We didn’t want to do the ‘Doc Hollywood’ thing of ‘smart town city doctor being amazed and bemused by his quirky neighbours’... we kind of wanted to turn that on its head

Martin Clunes

Clunes played Dr Martin Bamford, a chatty, chummy friend of Grace who bore little resemblance to the Doc Martin character. Despite the lack of grumpiness, Clunes was a hit with audiences. So much so that the character was spun off into two prequels for British Sky Broadcasting, exploring how Bamford had ended up in Cornwall: Doc Martin and Doc Martin and the Legend of the Cloutie (a cloutie, or clootie, being a piece of rag tied to a tree as an offering to the spirits).

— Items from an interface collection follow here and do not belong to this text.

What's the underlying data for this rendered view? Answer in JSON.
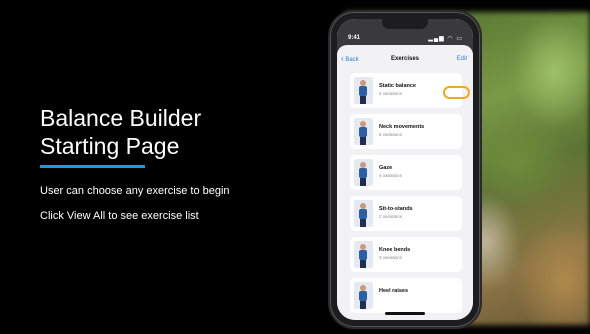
{
  "slide": {
    "title_line1": "Balance Builder",
    "title_line2": "Starting Page",
    "bullet1": "User can choose any exercise to begin",
    "bullet2": "Click View All to see exercise list",
    "accent_color": "#1c9bd8",
    "highlight_color": "#f5a623"
  },
  "phone": {
    "status_time": "9:41",
    "status_icons": "signal-icon wifi-icon battery-icon",
    "nav": {
      "back_label": "Back",
      "title": "Exercises",
      "edit_label": "Edit"
    },
    "exercises": [
      {
        "name": "Static balance",
        "sub": "4 variations"
      },
      {
        "name": "Neck movements",
        "sub": "6 variations"
      },
      {
        "name": "Gaze",
        "sub": "4 variations"
      },
      {
        "name": "Sit-to-stands",
        "sub": "2 variations"
      },
      {
        "name": "Knee bends",
        "sub": "3 variations"
      },
      {
        "name": "Heel raises",
        "sub": ""
      }
    ]
  }
}
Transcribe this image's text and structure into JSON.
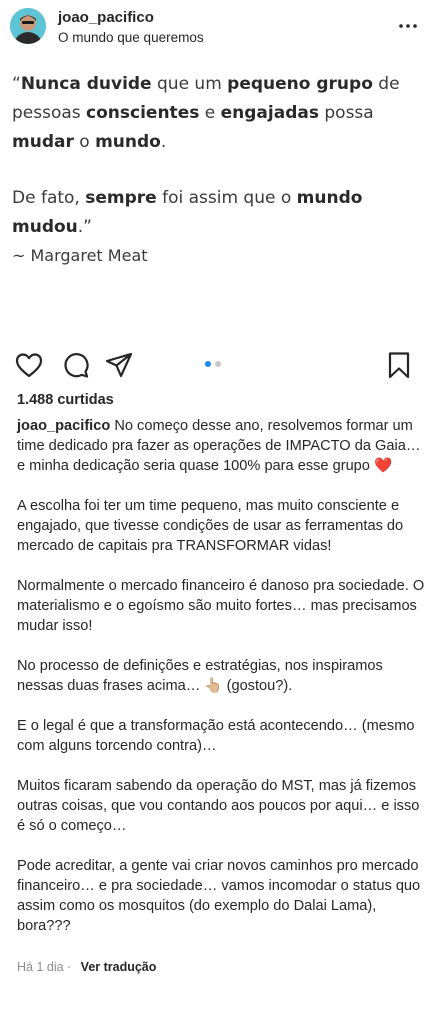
{
  "post": {
    "username": "joao_pacifico",
    "subtitle": "O mundo que queremos"
  },
  "image_quote": {
    "line1_pre": "“",
    "line1_b1": "Nunca duvide",
    "line1_t1": " que um ",
    "line1_b2": "pequeno grupo",
    "line1_t2": " de pessoas ",
    "line1_b3": "conscientes",
    "line1_t3": " e ",
    "line1_b4": "engajadas",
    "line1_t4": " possa ",
    "line1_b5": "mudar",
    "line1_t5": " o ",
    "line1_b6": "mundo",
    "line1_t6": ".",
    "line2_t1": "De fato, ",
    "line2_b1": "sempre",
    "line2_t2": " foi assim que o ",
    "line2_b2": "mundo mudou",
    "line2_t3": ".”",
    "author": "~ Margaret Meat"
  },
  "icons": {
    "heart": "heart-icon",
    "comment": "comment-icon",
    "share": "share-icon",
    "bookmark": "bookmark-icon",
    "more": "more-icon"
  },
  "carousel": {
    "count": 2,
    "active": 1,
    "active_color": "#1a8cff",
    "inactive_color": "#c8c8c8"
  },
  "likes": "1.488 curtidas",
  "caption": {
    "username": "joao_pacifico",
    "p1": " No começo desse ano, resolvemos formar um time dedicado pra fazer as operações de IMPACTO da Gaia… e minha dedicação seria quase 100% para esse grupo ❤️",
    "p2": "A escolha foi ter um time pequeno, mas muito consciente e engajado, que tivesse condições de usar as ferramentas do mercado de capitais pra TRANSFORMAR vidas!",
    "p3": "Normalmente o mercado financeiro é danoso pra sociedade.  O materialismo e o egoísmo são muito fortes… mas precisamos mudar isso!",
    "p4": "No processo de definições e estratégias, nos inspiramos nessas duas frases acima… 👆🏼 (gostou?).",
    "p5": "E o legal é que a transformação está acontecendo… (mesmo com alguns torcendo contra)…",
    "p6": "Muitos ficaram sabendo da operação do MST, mas já fizemos outras coisas, que vou contando aos poucos por aqui… e isso é só o começo…",
    "p7": "Pode acreditar, a gente vai criar novos caminhos pro mercado financeiro… e pra sociedade… vamos incomodar o status quo assim como os mosquitos (do exemplo do Dalai Lama), bora???"
  },
  "footer": {
    "time": "Há 1 dia",
    "separator": " · ",
    "translate": "Ver tradução"
  }
}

Under his deal with BSB, Clunes was to produce two TV movies per year for three years. However, Sky Pictures shuttered after just two were made. And so Clunes, with his wife and their production company, Buffalo Pictures, shopped the idea to ITV. Clones and Braithwaite came up with Doc Martin in collaboration with Dominic Minghella, the screenwriter brother of late director Anthony (though he left after season two). “They said they didn’t mind me being a doctor in that place,” recalled Clunes of his conversations with ITV. “So we had the licence to take it apart and create something from the ground up. We didn’t want to do the Doc Hollywood thing of ‘smart town city doctor being amazed and bemused by his quirky neighbours’; we kind of wanted to turn that on its head, and that was a small community united in horror by this vile GP.”

A family man: Clunes and Co in the ‘Doc Martin’ Christmas special (ITV)
A family man: Clunes and Co in the ‘Doc Martin’ Christmas special (ITV)

This “Vile GP” would win hearts across the UK. One place where he was not universally embraced was Cornwall. Already struggling with an influx of wealthy outsiders and rocketing property prices, some locals believed Doc Martin was making their already challenging lives even harder.

“Port Isaac, where I was born and have lived all my life, has been totally ruined by Doc Martin,” solicitor Dugald Sproull told Cornwall Live in 2017. “It is now overrun by day-trippers who troop down the village to stare at various houses which feature in the series. True, they may buy a pasty or ice cream, but not a lot more.”

The detractors finally have their wish, with Doc Martin waltzing off to the great surgery in the sky following the airing of the Christmas special. Weirdly, in this, they may have something in common with Clunes, who hasn’t always been comfortable playing the lead role. “I just want to do something else as well,” he told The Times back in 2012. “I want to go back to supporting, and not having the whole thing on my shoulders playing the title role. Because I’m basically a character actor who got lucky, you know?”

The luck wasn’t his alone. Audiences will bid a teary farewell to Doc Martin on Christmas Day. But they may feel blessed that, over 18 bumpy years, they got to know this lovable weirdo, quirks and all.

The ‘Doc Martin’ Christmas special airs on ITV1 at 9.05pm on Christmas Day